  Little Falls, New York is a small city in the Mohawk Valley that has been shaped by the forces of water throughout its history. Nowhere in Little Falls is that more evident than at Moss Island. Representing the Industrial Age, this is home of Lock 17 the tallest lock along the Erie Canal, but there is also evidence of the Ice Age in the form of 40 foot deep glacial potholes from when there was an ancient waterfall that was even larger than Niagara Falls at this spot, once draining Glacial Lake Iroquois when other outlets (such as the St. Lawrence River) were blocked by retreating glaciers. While Little Falls does not have the amount of industry around the river and canal than it once had, checking out what Moss Island has to offer is a great way to see what the city has to offer. Visiting Moss Island allows you to experience the engineering marvel that is the Erie Canal plus the wonders of nature by taking a hike around the island and seeing the glacial potholes. A
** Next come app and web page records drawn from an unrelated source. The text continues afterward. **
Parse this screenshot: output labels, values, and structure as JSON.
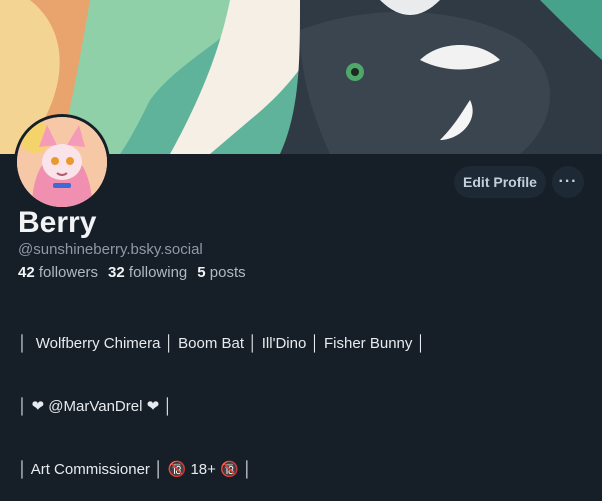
{
  "profile": {
    "name": "Berry",
    "handle": "@sunshineberry.bsky.social",
    "followers_count": "42",
    "followers_label": "followers",
    "following_count": "32",
    "following_label": "following",
    "posts_count": "5",
    "posts_label": "posts"
  },
  "actions": {
    "edit_label": "Edit Profile",
    "more_label": "···"
  },
  "bio": {
    "line1": "│  Wolfberry Chimera │ Boom Bat │ Ill'Dino │ Fisher Bunny │",
    "line2": "│ ❤ @MarVanDrel ❤ │",
    "line3": "│ Art Commissioner │ 🔞 18+ 🔞 │"
  },
  "colors": {
    "background": "#161e27",
    "button_bg": "#1e2936"
  }
}
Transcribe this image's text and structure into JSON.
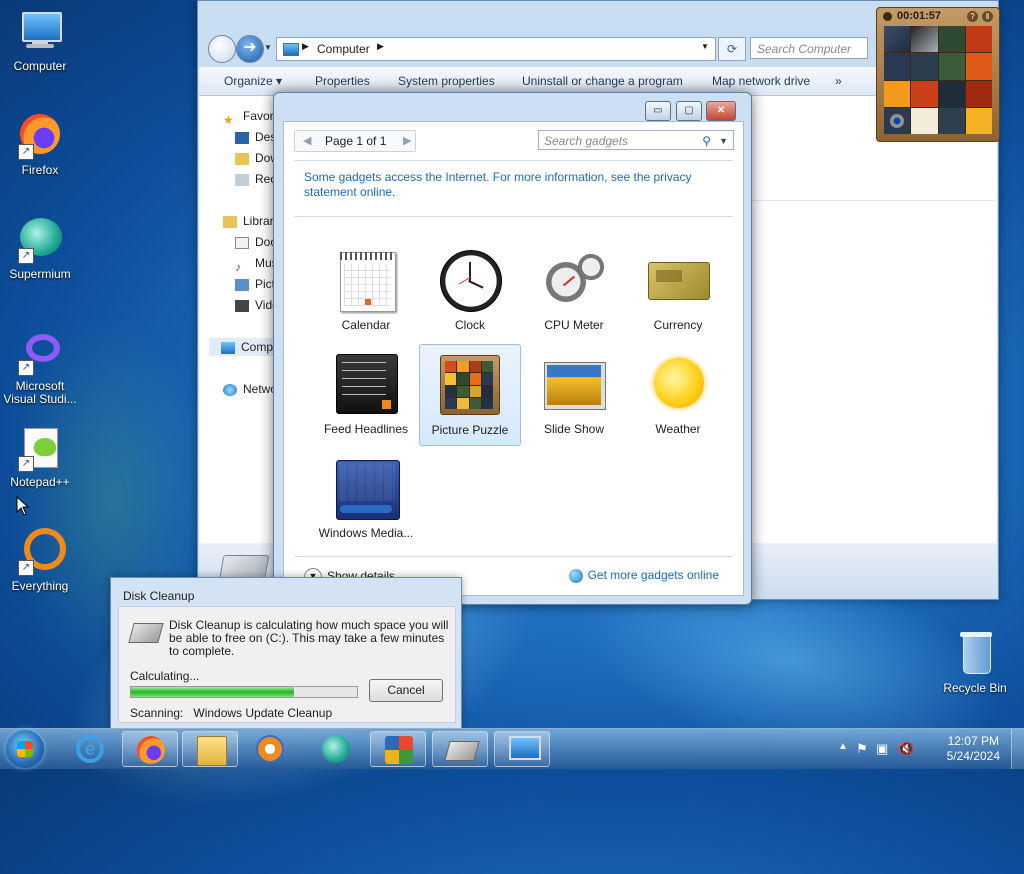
{
  "desktop": {
    "icons": [
      {
        "label": "Computer"
      },
      {
        "label": "Firefox"
      },
      {
        "label": "Supermium"
      },
      {
        "label": "Microsoft Visual Studi..."
      },
      {
        "label": "Notepad++"
      },
      {
        "label": "Everything"
      },
      {
        "label": "Recycle Bin"
      }
    ]
  },
  "explorer": {
    "address": "Computer",
    "search_placeholder": "Search Computer",
    "commands": [
      "Organize",
      "Properties",
      "System properties",
      "Uninstall or change a program",
      "Map network drive",
      "»"
    ],
    "nav": {
      "favorites": "Favorites",
      "fav_items": [
        "Desktop",
        "Downloads",
        "Recent Places"
      ],
      "libraries": "Libraries",
      "lib_items": [
        "Documents",
        "Music",
        "Pictures",
        "Videos"
      ],
      "computer": "Computer",
      "network": "Network"
    }
  },
  "gallery": {
    "page_label": "Page 1 of 1",
    "search_placeholder": "Search gadgets",
    "notice": "Some gadgets access the Internet.  For more information, see the privacy statement online.",
    "gadgets": [
      {
        "label": "Calendar"
      },
      {
        "label": "Clock"
      },
      {
        "label": "CPU Meter"
      },
      {
        "label": "Currency"
      },
      {
        "label": "Feed Headlines"
      },
      {
        "label": "Picture Puzzle"
      },
      {
        "label": "Slide Show"
      },
      {
        "label": "Weather"
      },
      {
        "label": "Windows Media..."
      }
    ],
    "show_details": "Show details",
    "get_more": "Get more gadgets online"
  },
  "puzzle": {
    "timer": "00:01:57"
  },
  "disk_cleanup": {
    "title": "Disk Cleanup",
    "message": "Disk Cleanup is calculating how much space you will be able to free on  (C:). This may take a few minutes to complete.",
    "calculating": "Calculating...",
    "progress": 0.72,
    "cancel": "Cancel",
    "scanning": "Scanning:   Windows Update Cleanup"
  },
  "taskbar": {
    "time": "12:07 PM",
    "date": "5/24/2024"
  }
}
California State Route 33 and legacy of US Route 399 on the Maricopa-Ventura Highway

California State Route 33 is a 290 mile (about 323 including multiplexes) State Highway spanning from Ventura at US Route 101 north to Interstate 5 near Tracy.  California State Route 33 offers a scenic alternate from the Pacific Coast over former US Route 399 via the Ventura-Maricopa Highway to San Joaquin Valley.  Within San Joaquin Valley California State Route 33 largely is known as the main street connecting it's western communities.  Depicted above is an overlook of California State Route 33 and the Maricopa-Ventura Highway snaking through Wheeler Gorge.  Pictured below is reverse view of the Maricopa-Ventura Highway shortly after it opened in October 1933.  The Maricopa-Ventura Highway would become part of US Route 399 in 1934 and would be absorbed into California State Route 33 in 1964.   The present alignment of California State Route 33 can be observed below.   Part 1; the history of California State Route 33 The origin of modern California State Rou